Some schools offer full-day programs that include both academic and non-academic activities, while others may only offer a half-day program focused on academics. Some schools also offer before and after-school care, as well as summer programs. Montessori schools typically have small class sizes with low student-to-teacher ratios to allow for more individualized attention and instruction.
Classrooms are often equipped with specialized Montessori materials and equipment designed to engage children in hands-on learning experiences.
What is the Scope of Montessori?
The scope of Montessori is vast and far-reaching. It is a system of education that is based on the principles of Maria Montessori, who was an Italian educator and physician. The Montessori method is characterized by its focus on the individual child, hands-on learning, and a prepared environment.
Montessori education is not only for young children. In fact, it can be used at any stage in life. There are Montessori schools for infants, toddlers, preschoolers, elementary school students, and even adults.
The philosophy behind Montessori is that everyone has the potential to learn and grow, no matter their age. One of the unique aspects of Montessori is that it takes into account each individual child’s needs and interests. Teachers create lesson plans based on each student’s strengths and weaknesses.
This allows each child to progress at their own pace and learn in a way that best suits them. Another key element of Montessori is hands-on learning. Students are encouraged to use all five senses to explore their environment and learn about the world around them.
This type of experiential learning has been shown to be very effective in helping children retain information better than if they were just listening to a lecture or reading from a book. Finally, the prepared environment plays an important role in Montessori classrooms. Every detail in the room is carefully planned out with the purpose of promoting learning.
For example, there might be low shelves so that kids can easily reach all materials; or natural light sources to help create a calm atmosphere; or quiet spaces for independent work as well as areas for group activities.
Montessori Scope And Sequence
The Montessori Method was developed by Dr. Maria Montessori, an Italian physician and educator, over a century ago. The Montessori approach to education is based on her observations of children’s natural learning tendencies. In a Montessori classroom, children have the opportunity to explore their environment and learn at their own pace through hands-on experiences.
Classrooms are designed to be stimulating yet calming, with carefully chosen materials that encourage independence and self-direction. One of the hallmarks of Montessori education is its multi-age classrooms, which allow children of different ages to interact and learn from one another.

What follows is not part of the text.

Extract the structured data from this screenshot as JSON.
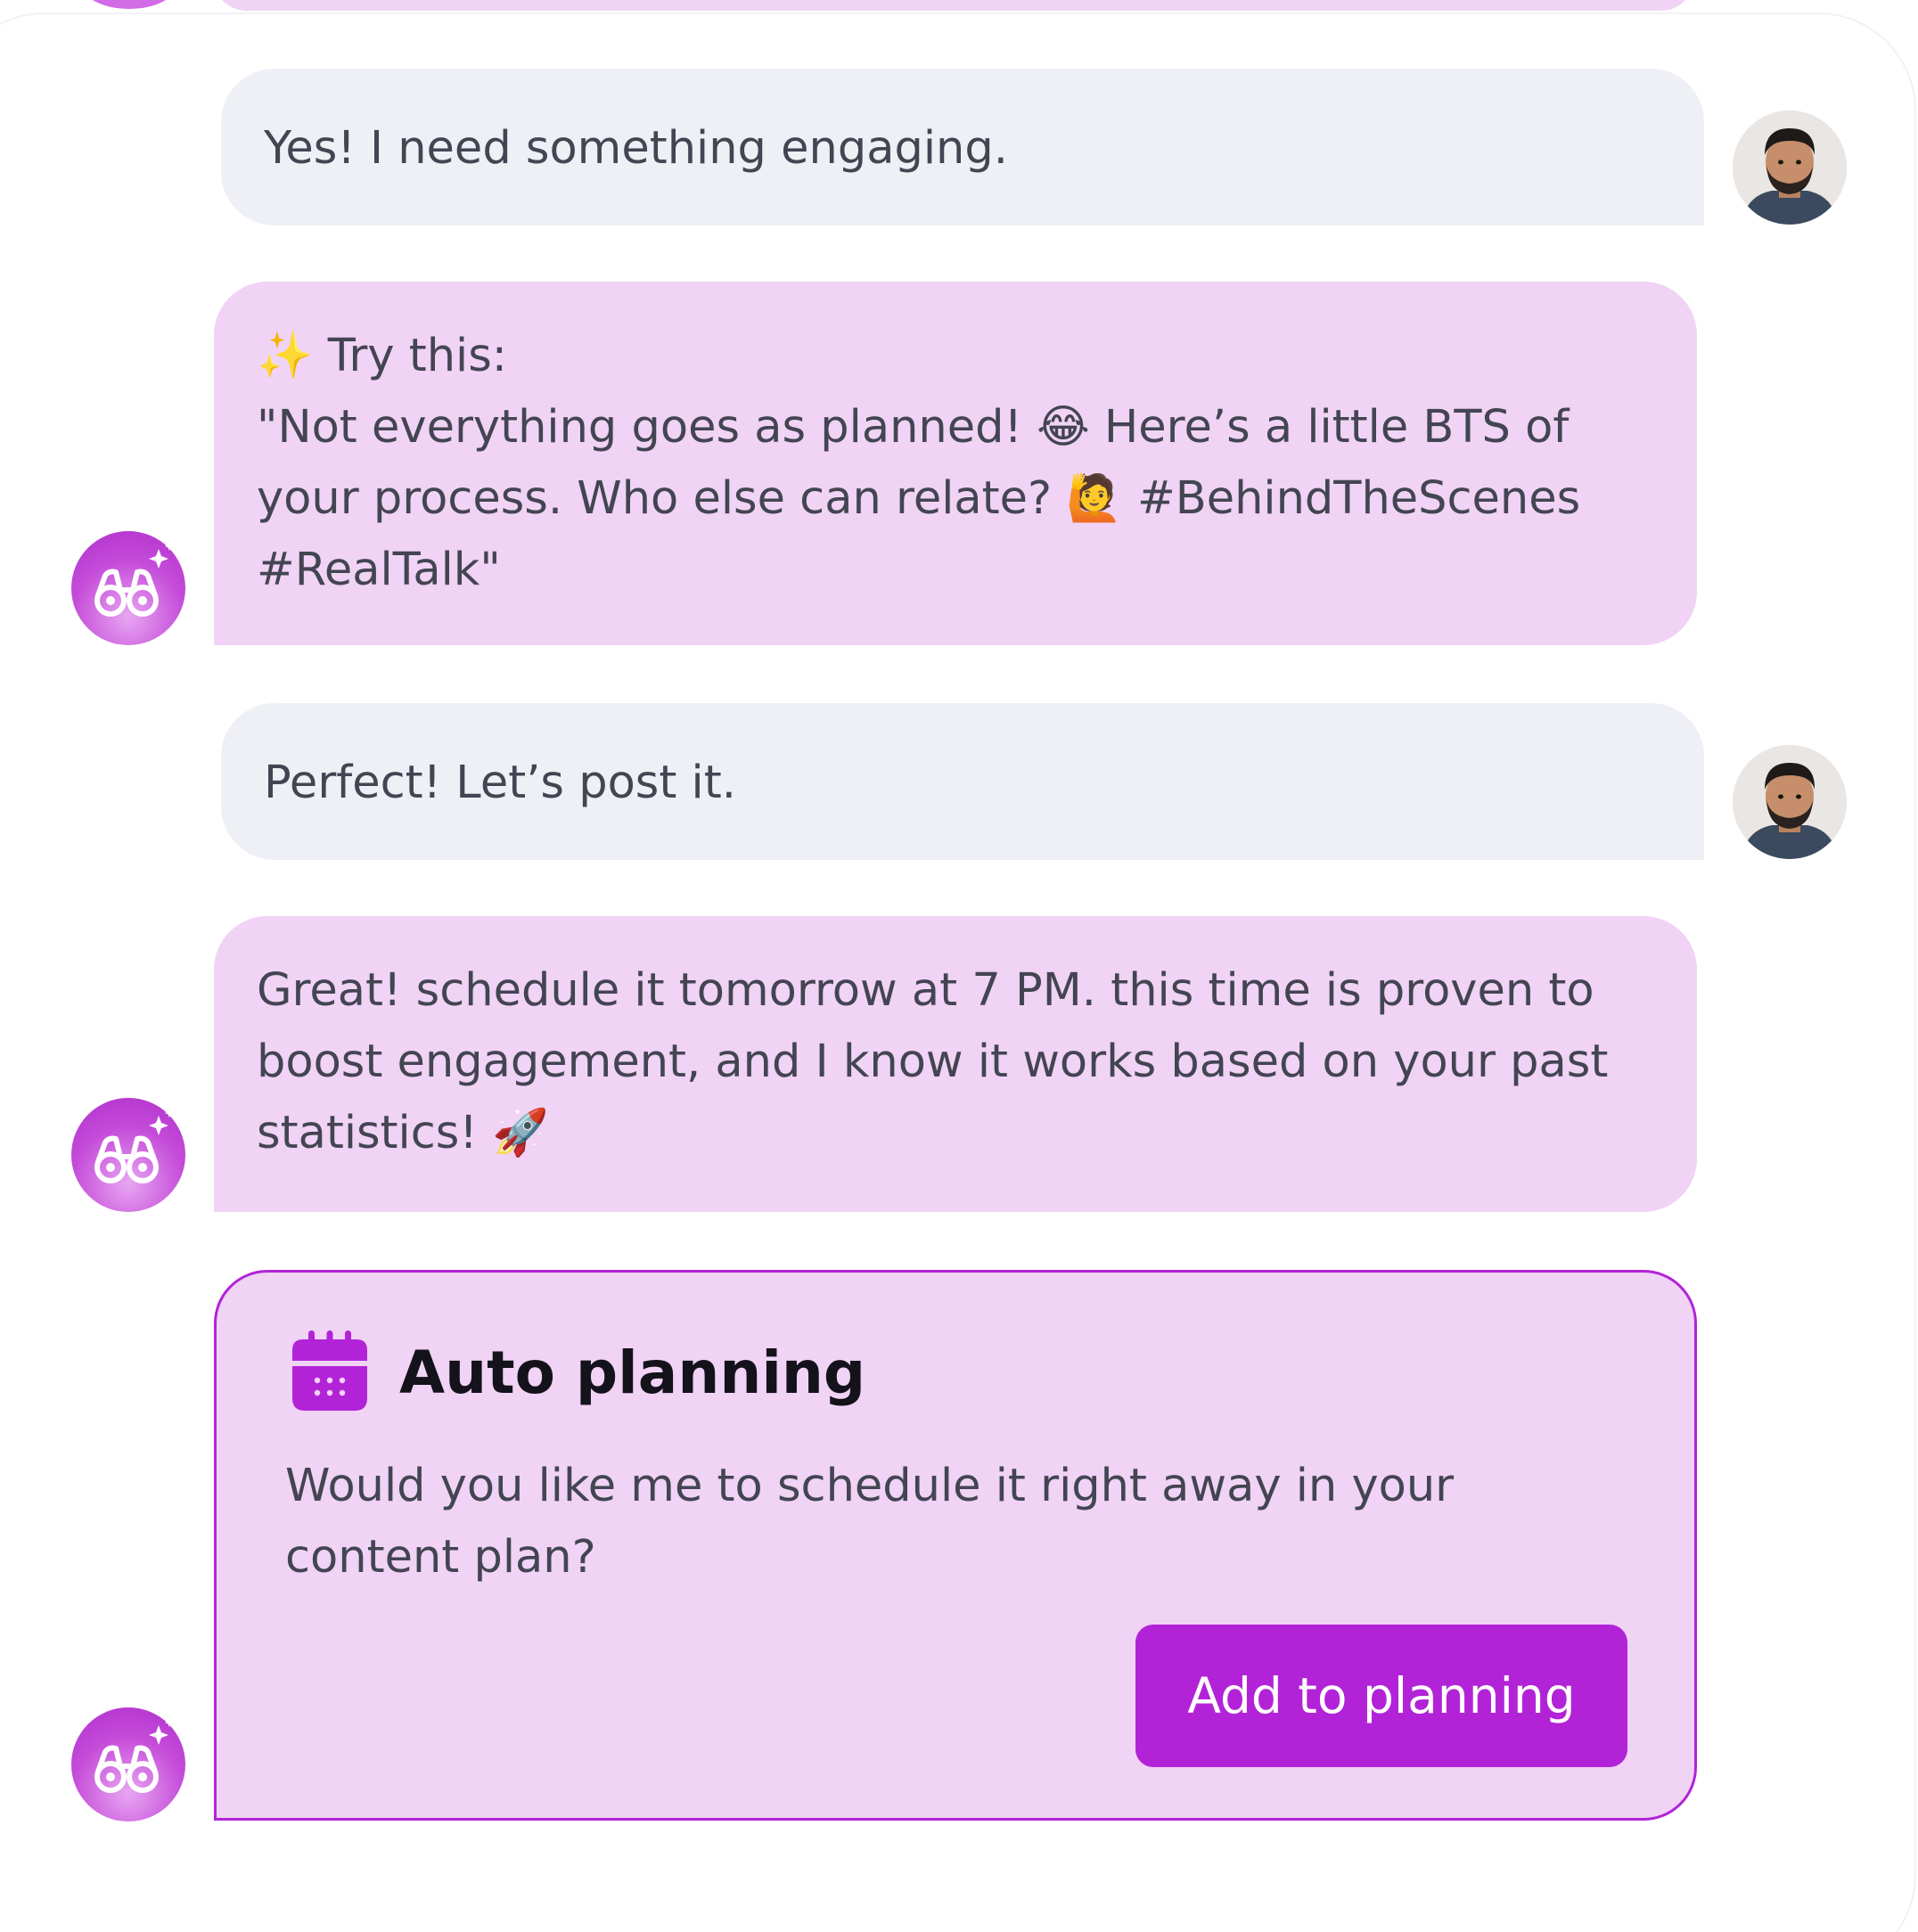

This “mixed-age” setting mirrors the way children naturally interact in the world outside of school.
The scope and sequence of a Montessori curriculum varies depending on the age group being taught (e.g., toddler, primary, elementary). However, there are some common themes across all levels:
● Practical Life Activities – These activities help children develop fine motor skills and master everyday tasks such as dressing themselves or setting the table.

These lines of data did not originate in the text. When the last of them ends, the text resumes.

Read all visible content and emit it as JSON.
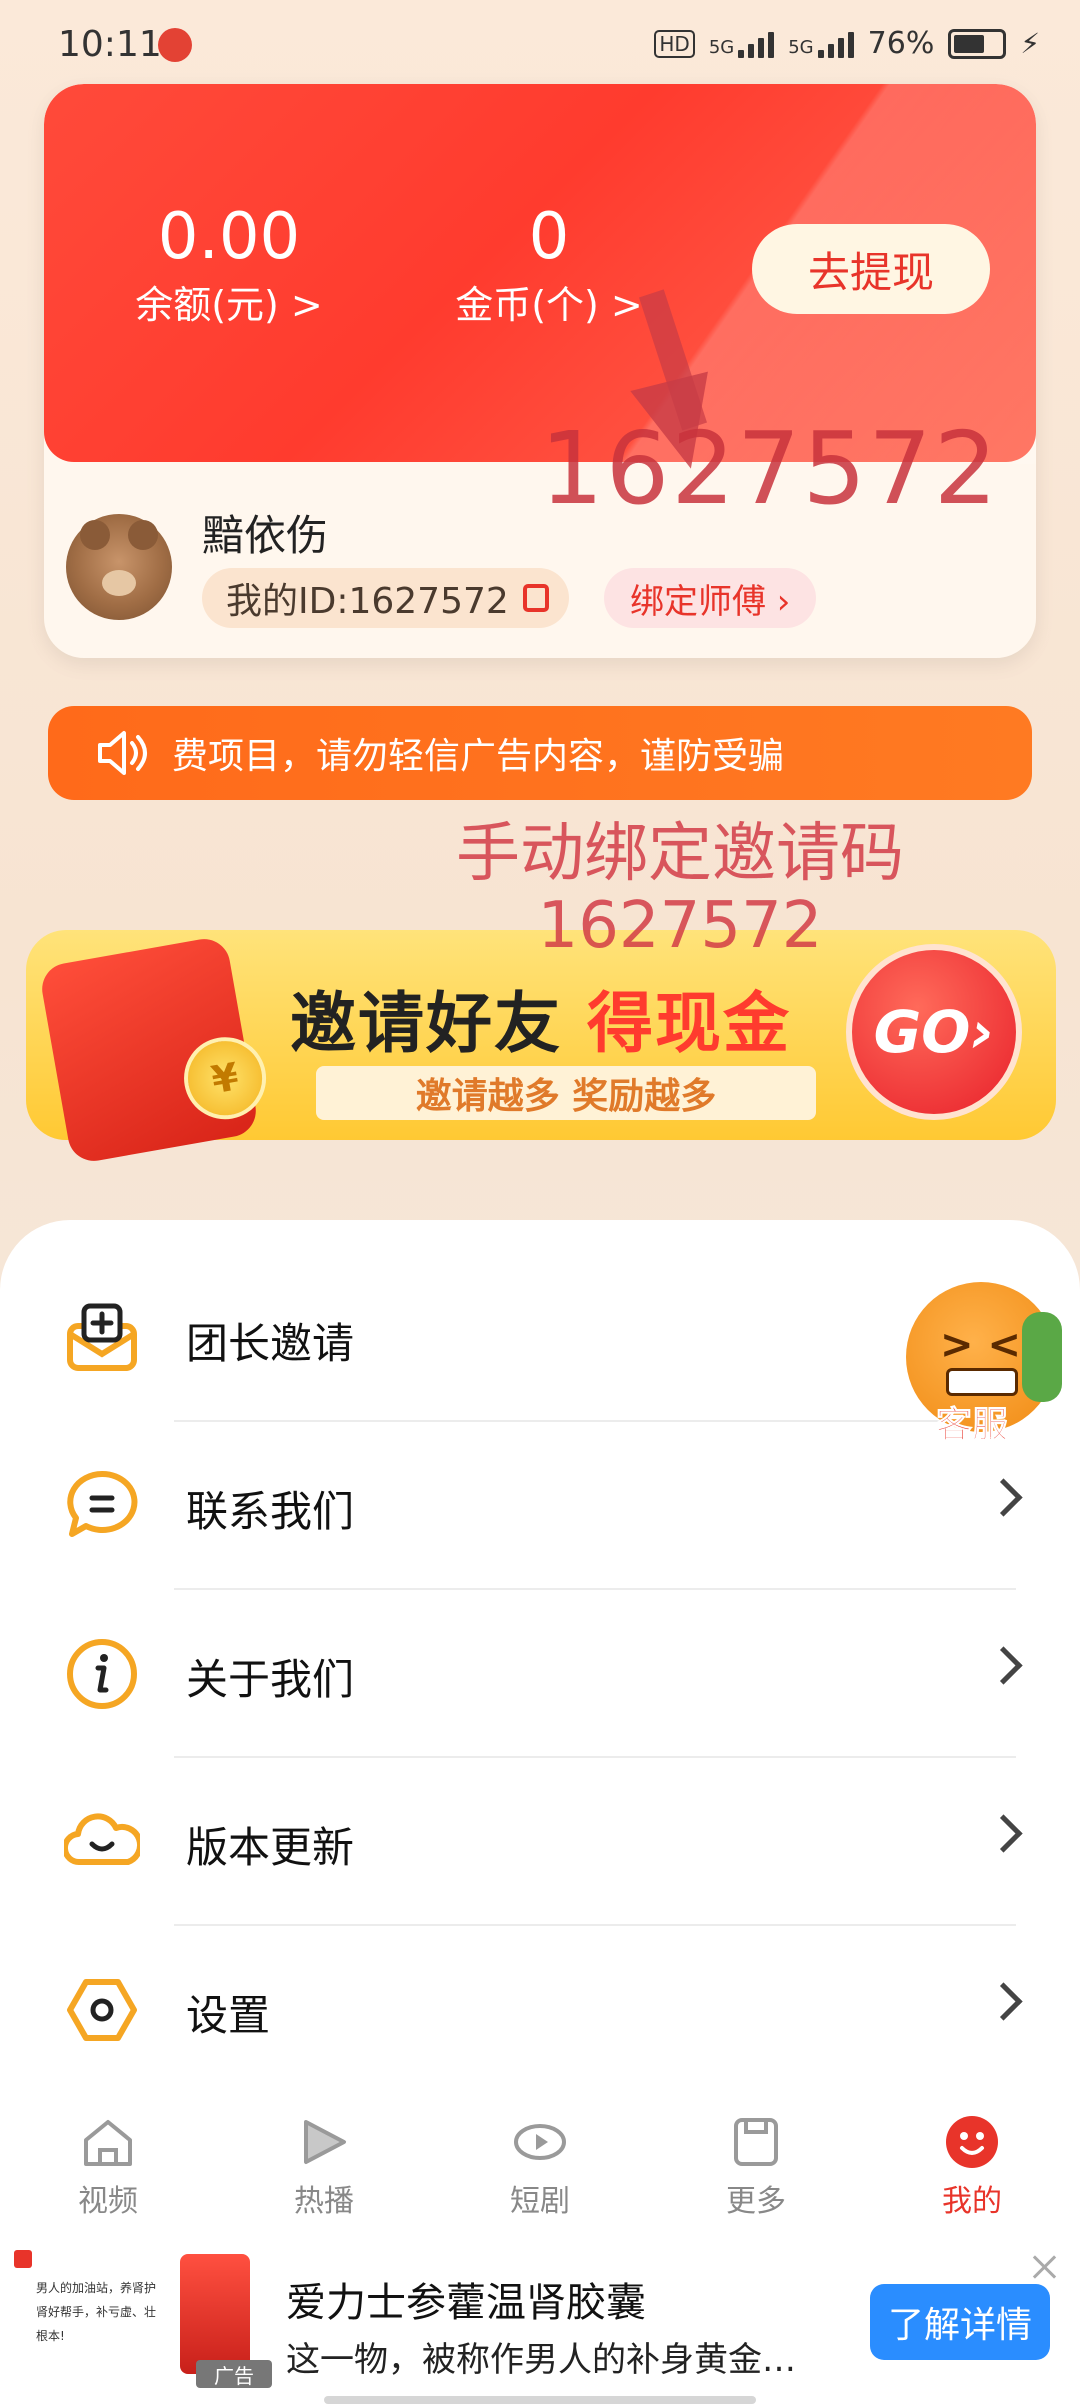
{
  "status_bar": {
    "time": "10:11",
    "hd": "HD",
    "net1": "5G",
    "net2": "5G",
    "battery": "76%"
  },
  "account": {
    "balance_value": "0.00",
    "balance_label": "余额(元) >",
    "coins_value": "0",
    "coins_label": "金币(个) >",
    "withdraw_label": "去提现",
    "username": "黯依伤",
    "user_id": "我的ID:1627572",
    "bind_master": "绑定师傅 ›"
  },
  "overlays": {
    "big_id": "1627572",
    "invite_code": "手动绑定邀请码1627572"
  },
  "notice": {
    "text": "费项目，请勿轻信广告内容，谨防受骗"
  },
  "promo": {
    "title_part1": "邀请好友",
    "title_part2": "得现金",
    "subtitle": "邀请越多 奖励越多",
    "go_label": "GO›",
    "coin_symbol": "¥"
  },
  "menu": {
    "items": [
      {
        "label": "团长邀请",
        "icon": "envelope-plus-icon"
      },
      {
        "label": "联系我们",
        "icon": "chat-bubble-icon"
      },
      {
        "label": "关于我们",
        "icon": "info-icon"
      },
      {
        "label": "版本更新",
        "icon": "cloud-smile-icon"
      },
      {
        "label": "设置",
        "icon": "hexagon-settings-icon"
      }
    ]
  },
  "customer_service": {
    "label": "客服",
    "eyes": "> <"
  },
  "nav": {
    "items": [
      {
        "label": "视频",
        "icon": "home-icon"
      },
      {
        "label": "热播",
        "icon": "play-icon"
      },
      {
        "label": "短剧",
        "icon": "eye-play-icon"
      },
      {
        "label": "更多",
        "icon": "square-icon"
      },
      {
        "label": "我的",
        "icon": "profile-icon"
      }
    ],
    "active_index": 4
  },
  "ad": {
    "thumb_text": "男人的加油站，养肾护肾好帮手，补亏虚、壮根本!",
    "ad_label": "广告",
    "title": "爱力士参藿温肾胶囊",
    "description": "这一物，被称作男人的补身黄金…",
    "cta": "了解详情"
  },
  "colors": {
    "accent_red": "#ff3b2e",
    "notice_orange": "#ff6a1a",
    "ad_blue": "#2a8dff",
    "icon_orange": "#f5a623"
  }
}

● Sensorial Activities – These activities help children explore their senses and learn to discriminate between various textures, smells, tastes, etc.

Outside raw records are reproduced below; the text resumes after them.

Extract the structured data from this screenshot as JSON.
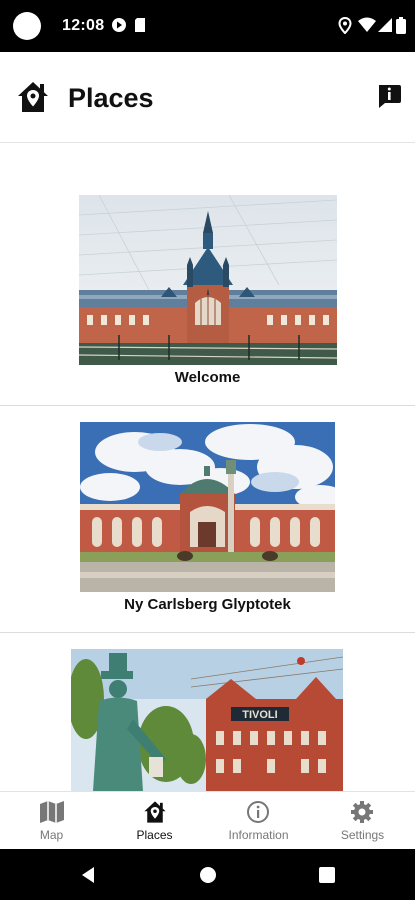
{
  "status_bar": {
    "time": "12:08"
  },
  "app_bar": {
    "title": "Places"
  },
  "places": [
    {
      "caption": "Welcome"
    },
    {
      "caption": "Ny Carlsberg Glyptotek"
    },
    {
      "caption": ""
    }
  ],
  "bottom_nav": {
    "items": [
      {
        "label": "Map",
        "icon": "map-icon",
        "active": false
      },
      {
        "label": "Places",
        "icon": "house-pin-icon",
        "active": true
      },
      {
        "label": "Information",
        "icon": "info-icon",
        "active": false
      },
      {
        "label": "Settings",
        "icon": "gear-icon",
        "active": false
      }
    ]
  },
  "colors": {
    "status_bar": "#000000",
    "active_nav": "#111111",
    "inactive_nav": "#777777"
  }
}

● Language Arts – A child’s exposure to language begins with listening and progresses to reading and writing. grammar, spelling, vocabulary, creative writing)
● Mathematics – Children begin exploring mathematics through concrete manipulatives before moving on to more abstract concepts such as numbers and operations. Higher-level math concepts such as algebra and geometry are introduced in the elementary years.
Montessori School Education
Montessori Compass Scope And Sequence
In a Montessori classroom, children are exposed to a wide variety of academic and life-skill opportunities. The Compass Scope and Sequence is designed to provide educators with an overview of the Montessori curriculum so they can make informed decisions about how best to meet the needs of their students. The Compass Scope and Sequence is divided into four sections: Language, Mathematics, Cultural Studies, and Life Skills.
Each section includes a brief description of the skills that will be covered in each stage of development. For example, in the Language section, the first stage includes learning to listen and understand spoken language. The second stage focuses on developing vocabulary and grammar skills.
The third stage emphasizes reading comprehension and writing proficiency. The Mathematical section contains information on numbers, operations, geometry, measurement, and statistics. In the Cultural Studies section, topics such as world religions, history, geography, art, music, and literature are covered.
The Life Skills section covers topics such as personal hygiene, nutrition, safety precautions, first aid, financial literacy, citizenship, and career planning. While the Compass Scope and Sequence provides educators with a broad overview of what children will learn in a Montessori classroom, it is important to remember that each child develops at his or her own pace. Therefore, it is important to create a well-rounded curriculum that meets the individual needs of each child.
Montessori education is a unique approach to teaching and learning that focuses on the individual child. Montessori classrooms are designed to meet the needs of each individual child, and teachers use a variety of instructional methods to support each child’s learning. Montessori education is based on the philosophy of Dr. Maria Montessori, who believed that all children have the potential to reach their full potential if they are given the opportunity to learn in their own way and at their own pace.